This is a love story. One that is passionate and haunting and terrifying and where Emmett and Lucien have to fight prejudice and members of the powerful elite in order to find happiness.
Circe by Madeline Miller
The epitome of there are two sides to every story, Circe tells the story of a banished Goddess who was a side villain in the Odyssey, but from her point of view. Events play out just as they did in the Odyssey but from a very different perspective which follows Circe from her position at the bottom of the divine social ladder to her own ownership of herself as a person. A beautiful reimagining of a classic which makes it much more accessible and feminist for modern day audiences.
The “I don’t know what to call it” genre
I wanted you to know by Laura Pearson
If you want an uncontrollable tearjerker this is the one for you.

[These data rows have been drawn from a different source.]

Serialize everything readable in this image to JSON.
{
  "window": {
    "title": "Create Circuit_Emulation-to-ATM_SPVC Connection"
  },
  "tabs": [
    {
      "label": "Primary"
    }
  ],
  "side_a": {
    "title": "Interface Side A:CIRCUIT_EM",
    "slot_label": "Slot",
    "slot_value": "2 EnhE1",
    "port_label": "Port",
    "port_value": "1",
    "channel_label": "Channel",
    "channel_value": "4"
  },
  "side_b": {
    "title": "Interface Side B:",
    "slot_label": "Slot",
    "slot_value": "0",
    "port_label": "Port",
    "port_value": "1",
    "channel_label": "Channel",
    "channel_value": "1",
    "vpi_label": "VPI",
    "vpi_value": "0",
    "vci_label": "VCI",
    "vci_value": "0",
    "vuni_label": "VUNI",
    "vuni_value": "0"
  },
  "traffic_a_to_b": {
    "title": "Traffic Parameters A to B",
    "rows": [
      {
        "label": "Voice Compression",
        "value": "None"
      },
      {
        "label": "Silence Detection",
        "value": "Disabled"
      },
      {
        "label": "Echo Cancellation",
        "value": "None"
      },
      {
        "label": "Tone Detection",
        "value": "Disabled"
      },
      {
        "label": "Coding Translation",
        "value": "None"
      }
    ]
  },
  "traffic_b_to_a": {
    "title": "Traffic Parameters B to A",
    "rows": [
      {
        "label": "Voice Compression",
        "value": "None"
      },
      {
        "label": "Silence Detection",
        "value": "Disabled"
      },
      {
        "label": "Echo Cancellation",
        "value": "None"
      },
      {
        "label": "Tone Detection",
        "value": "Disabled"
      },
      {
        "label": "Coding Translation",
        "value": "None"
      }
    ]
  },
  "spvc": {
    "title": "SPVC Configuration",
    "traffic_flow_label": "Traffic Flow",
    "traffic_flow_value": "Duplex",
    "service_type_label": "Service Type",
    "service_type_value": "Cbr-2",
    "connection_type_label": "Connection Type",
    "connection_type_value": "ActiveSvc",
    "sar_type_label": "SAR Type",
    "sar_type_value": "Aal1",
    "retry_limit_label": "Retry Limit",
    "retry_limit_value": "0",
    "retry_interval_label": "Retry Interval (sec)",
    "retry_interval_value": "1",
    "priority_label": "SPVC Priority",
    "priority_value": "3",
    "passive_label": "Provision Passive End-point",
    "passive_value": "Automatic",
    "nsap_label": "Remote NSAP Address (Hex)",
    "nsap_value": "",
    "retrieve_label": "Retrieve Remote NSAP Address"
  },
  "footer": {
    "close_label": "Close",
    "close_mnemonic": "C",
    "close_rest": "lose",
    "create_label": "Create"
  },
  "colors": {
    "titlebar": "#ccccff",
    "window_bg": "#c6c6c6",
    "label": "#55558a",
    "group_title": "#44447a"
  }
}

Jess is a single mother who is at the end stages of terminal breast cancer, and her daughter, Edie is still a baby. So Jess sets about writing Edie a series of letters telling her how to love, how to forgive and how to move on. This is juxtaposed with Jess’s goodbyes to everyone around her. It is heartbreaking and powerful and cruel – the very nature of cancer. And completely unforgettable.
My Sister the Serial Killer by Oyinkan Braithwaite
A blackly comic look at the depths and limitations of family loyalty between two sisters in Lagos. Ayoola is charming, manipulative and deadly. Korede appears average by comparison but is fiercly protective and obsessively organised. As sisters they have a bond forged in the heat of an abusive childhood and they make a deadly efficient team, but what happens when they set their sights on the same man and can their relationship surivive?
Sal by Mick Kitson
It’s hard to define which genre Sal sits in; it could fit in so many. Sal and her sister have been living in an abusive home where their needs and welfare are neglected at best, and at worst…well: Sal is driven to plan an escape in order to preserve her sister. The story follows Sal and her sister as they find their feet, independence and general freedom in the Scottish wilderness, while also flashing back to the lives they escaped. Despite the circumstances it is hopeful and joyous in places and Sal is a compelling heroine who is determined to overcome the obstacles and lack of choice that were her lot in life.
The Lost Ones by Anita Frank
In 1917 Stella Marchem returns from nursing in the Great War, traumatised and having to come to terms with the horrific loss of her childhood sweetheart and fiancé. Steeped in a deep depression, Stella is given the mission of attending to her lonely and newly pregnant sister, Madeline, who currently lives with her mother-in-law and a handful of servants in an oppressive and chilling country manor. And so off she sets with her maid, Annie Burrows; a young girl who makes everyone around her nervous and who seems to on the knife edge of madness. But Madeline is facing more than simple loneliness; from running footsteps to sudden chills; misplaced items and sobbing in the night.
Is it hormonal hysteria, or is there something more sinister at work?